### TASK BRIEF
Calculate how many lines in the following records hold the word "value", and report that number without comment.

--------

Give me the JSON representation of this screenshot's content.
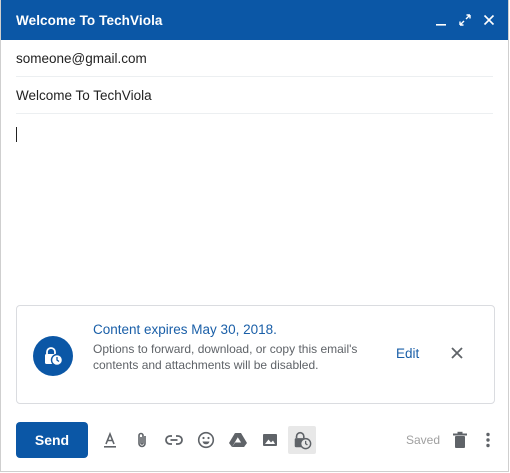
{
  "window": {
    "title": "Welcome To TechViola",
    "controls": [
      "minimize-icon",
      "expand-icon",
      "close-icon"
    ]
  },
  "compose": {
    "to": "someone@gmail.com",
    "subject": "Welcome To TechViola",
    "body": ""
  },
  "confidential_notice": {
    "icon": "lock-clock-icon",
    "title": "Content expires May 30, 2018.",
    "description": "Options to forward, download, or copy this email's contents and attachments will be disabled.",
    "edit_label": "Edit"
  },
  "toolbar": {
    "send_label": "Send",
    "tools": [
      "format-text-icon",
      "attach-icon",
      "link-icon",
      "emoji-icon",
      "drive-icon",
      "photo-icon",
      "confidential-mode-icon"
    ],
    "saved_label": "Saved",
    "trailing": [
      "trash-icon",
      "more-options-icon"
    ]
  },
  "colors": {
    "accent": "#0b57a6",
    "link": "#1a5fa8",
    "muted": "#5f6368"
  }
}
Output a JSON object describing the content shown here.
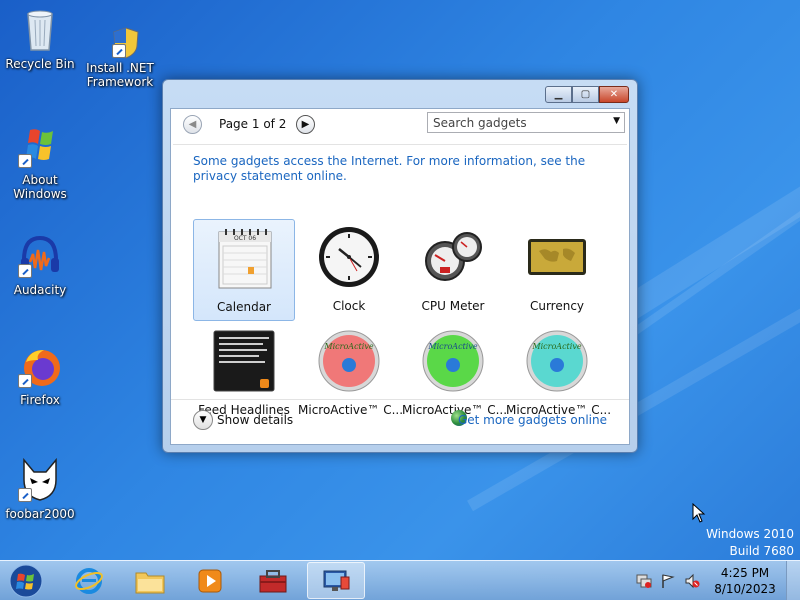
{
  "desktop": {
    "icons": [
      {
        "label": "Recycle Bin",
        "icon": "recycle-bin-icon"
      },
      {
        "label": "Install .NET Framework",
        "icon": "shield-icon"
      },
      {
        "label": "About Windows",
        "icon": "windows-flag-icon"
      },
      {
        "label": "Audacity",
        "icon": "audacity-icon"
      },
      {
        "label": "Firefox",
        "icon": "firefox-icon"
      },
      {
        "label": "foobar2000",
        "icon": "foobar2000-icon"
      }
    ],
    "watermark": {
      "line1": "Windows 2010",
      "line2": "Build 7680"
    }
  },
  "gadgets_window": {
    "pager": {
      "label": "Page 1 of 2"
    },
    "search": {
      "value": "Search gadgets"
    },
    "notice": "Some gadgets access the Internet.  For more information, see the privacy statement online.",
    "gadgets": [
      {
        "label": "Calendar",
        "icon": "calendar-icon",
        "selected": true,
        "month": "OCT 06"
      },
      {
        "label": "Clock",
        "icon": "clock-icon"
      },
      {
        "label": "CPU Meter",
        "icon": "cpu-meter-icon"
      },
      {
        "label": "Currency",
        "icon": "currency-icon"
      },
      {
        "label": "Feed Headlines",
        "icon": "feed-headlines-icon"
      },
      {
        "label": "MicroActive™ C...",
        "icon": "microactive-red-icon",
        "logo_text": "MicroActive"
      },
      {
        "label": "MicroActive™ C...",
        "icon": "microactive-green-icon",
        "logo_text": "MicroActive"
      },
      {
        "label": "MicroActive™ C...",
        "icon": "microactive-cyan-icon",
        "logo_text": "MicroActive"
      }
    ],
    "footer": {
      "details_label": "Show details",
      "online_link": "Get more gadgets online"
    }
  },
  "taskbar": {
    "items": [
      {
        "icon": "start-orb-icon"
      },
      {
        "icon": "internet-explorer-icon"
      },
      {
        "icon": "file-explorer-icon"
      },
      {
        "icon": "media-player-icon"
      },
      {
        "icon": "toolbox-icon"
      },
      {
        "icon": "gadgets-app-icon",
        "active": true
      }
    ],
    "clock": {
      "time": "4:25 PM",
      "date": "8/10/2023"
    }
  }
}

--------

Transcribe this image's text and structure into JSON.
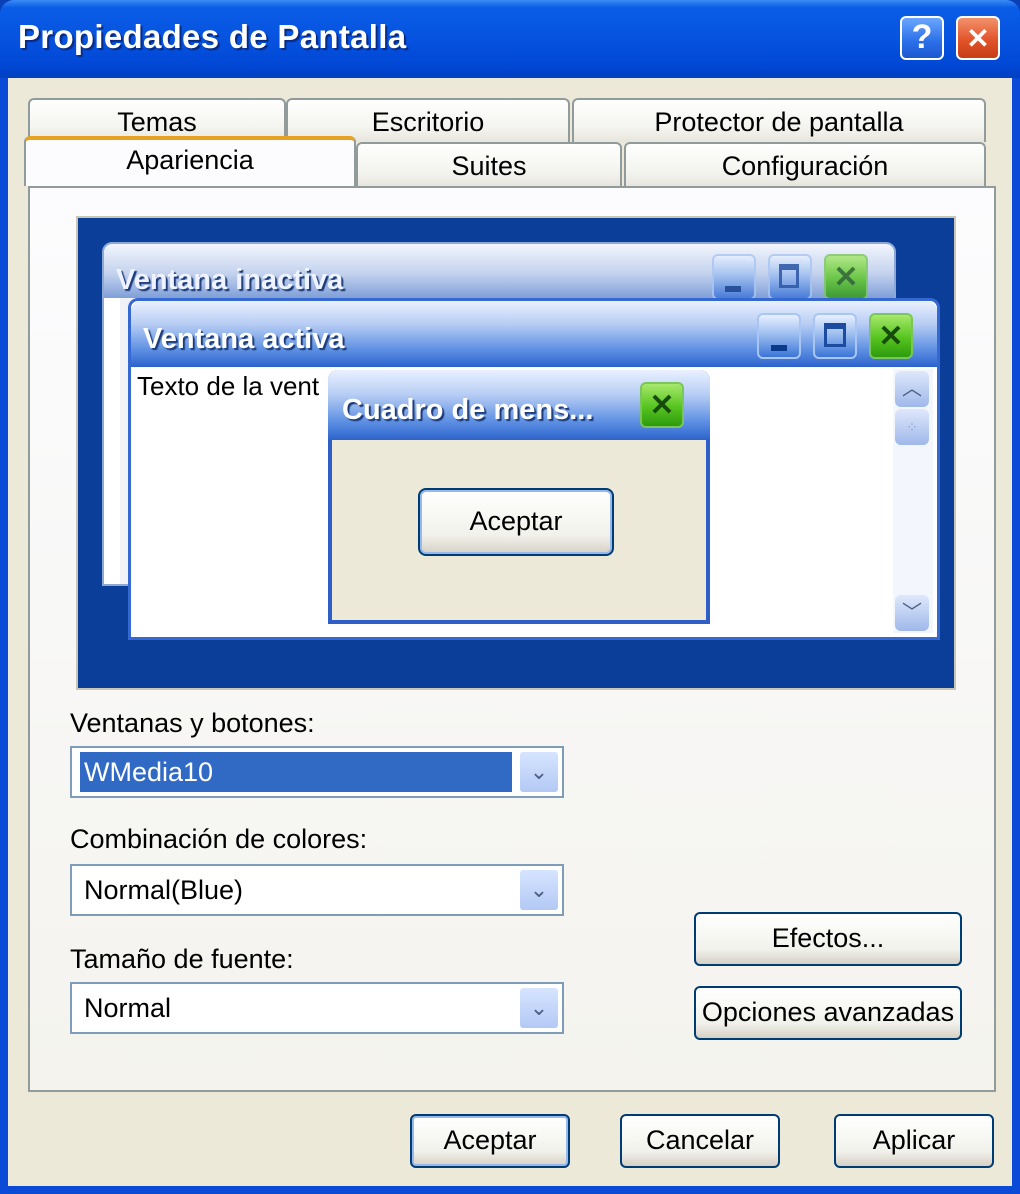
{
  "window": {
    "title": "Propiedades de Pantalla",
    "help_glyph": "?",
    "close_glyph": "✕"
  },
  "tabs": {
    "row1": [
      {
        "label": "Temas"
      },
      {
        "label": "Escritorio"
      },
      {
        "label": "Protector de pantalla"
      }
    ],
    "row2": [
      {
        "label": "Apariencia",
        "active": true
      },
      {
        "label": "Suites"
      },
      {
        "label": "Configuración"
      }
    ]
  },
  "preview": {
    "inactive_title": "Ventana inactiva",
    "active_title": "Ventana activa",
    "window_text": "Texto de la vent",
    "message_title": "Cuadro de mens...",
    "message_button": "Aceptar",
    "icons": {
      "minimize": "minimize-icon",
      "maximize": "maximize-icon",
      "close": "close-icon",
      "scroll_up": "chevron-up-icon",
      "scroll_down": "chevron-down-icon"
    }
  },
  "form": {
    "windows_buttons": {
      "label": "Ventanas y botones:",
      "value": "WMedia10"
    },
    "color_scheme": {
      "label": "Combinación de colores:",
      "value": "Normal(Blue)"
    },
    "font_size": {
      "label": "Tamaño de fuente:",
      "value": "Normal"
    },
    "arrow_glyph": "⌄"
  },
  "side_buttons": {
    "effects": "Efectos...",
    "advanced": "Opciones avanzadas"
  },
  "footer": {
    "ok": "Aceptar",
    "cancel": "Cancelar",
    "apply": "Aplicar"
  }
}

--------

### SOLUTION
4